Let $A$ be a separable subset of a metric space $(M,d)$.

Show that $\overline {A}$ is separable.

Since $A$ is separable ,$A$ has a countable dense subset say $D$.But $\overline D=A$.

I can't make $\overline D=\overline A$. What should I do?

• The definition of dense subset that you’re using is correct, but it’s often not the most useful one. It’s equivalent to the following definition, which is frequently more useful. A set $D\subseteq A$ is dense in $A$ if and only if every open set in $M$ that hits $A$ contains a point of $D$. Once you prove that equivalence, you can observe that if an open set $U$ hits $\operatorname{cl}A$, then $U\cap A\ne\varnothing$ (by the definition of closure), so $U\cap D\ne\varnothing$. Thus, $D$ is dense in $\operatorname{cl}A$. – Brian M. Scott Nov 17 '16 at 20:07

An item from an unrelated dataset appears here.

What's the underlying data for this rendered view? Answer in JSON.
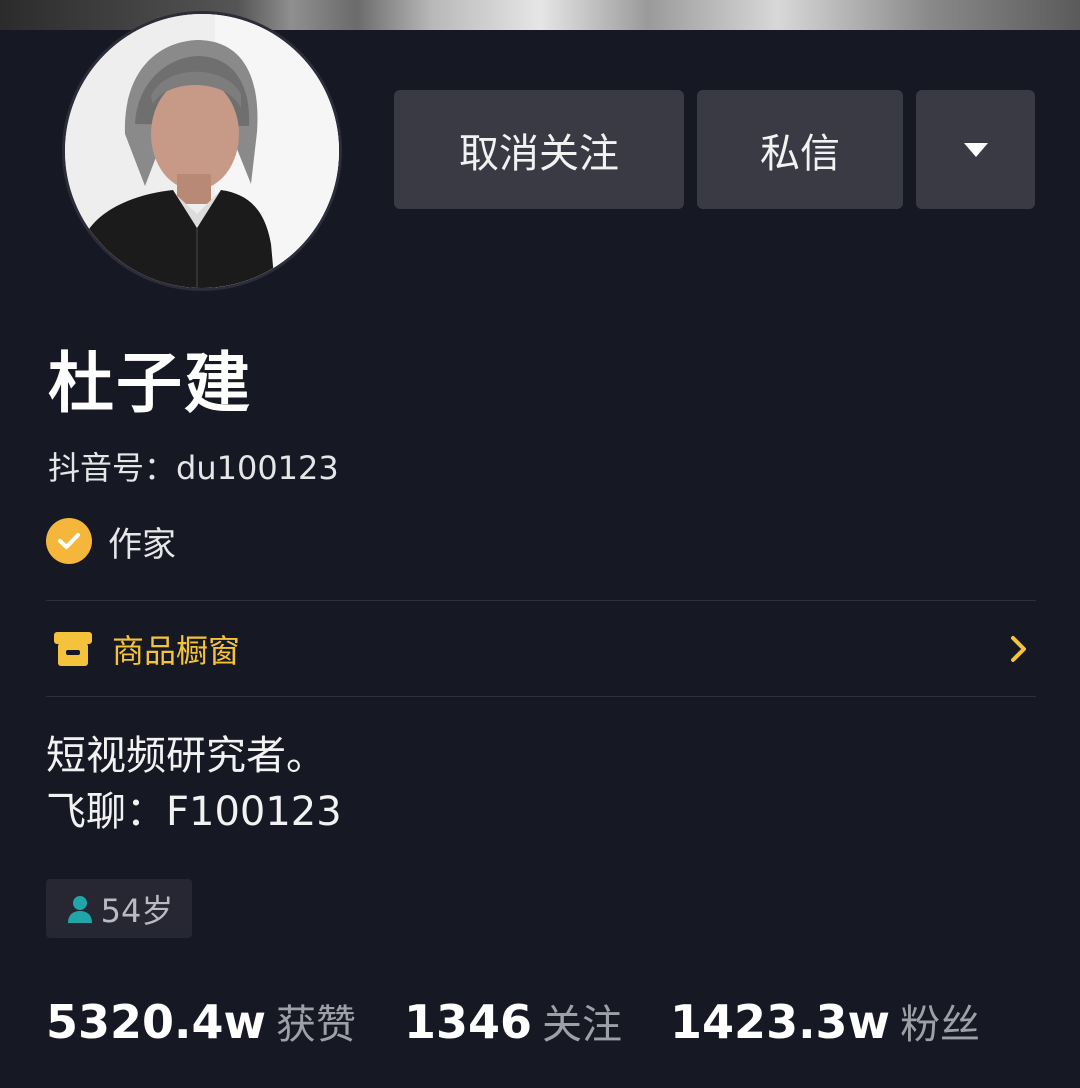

For the topology induced by $(M,d)$ on $A$, you have $\overline{D}=A$.

But for the topology $(M,d)$, you have $A \subset \overline{D}$.

So, $A \subset \overline{D}$. And $\overline{D}$ is closed. So $\overline{A} \subset \overline{D}$ because $\overline{A}$ is the smallest closed set containing $A$.

And $D \subset \overline{A}$, so $D$ is dense in $\overline{A}$.

There is a theorem of general topology that says that, for $Z\subseteq Y\subseteq X$, it holds $\overline Z^Y=Y\cap \overline Z^X$. So, you know that $A=\overline D^A=A\cap \overline D^M$

So $\overline D^M=\overline{\color{blue}{\overline D^M}}^M\color{blue}\supseteq \overline{\color{blue}A}^M$. On the other hand, $D\subseteq A\implies\overline D^M\subseteq \overline A^M$.

Since $A$ is separable so $A$ has a countable dense subset say $D$.

Let $U(\neq \emptyset)$ be a open set in $\bar A$.Let $x\in U$.

Since $x\in \bar A$ so any open set containing $x$ must intersect $A$.So $U\cap A\neq \emptyset$.

Now $U\cap A$ is open in $A$ and $D$ being dense in $A$ so $U\cap D=U\cap (A\cap D)=(U\cap A)\cap D\neq \emptyset$ .

So $\bar A$ has a countable dense subset $D$.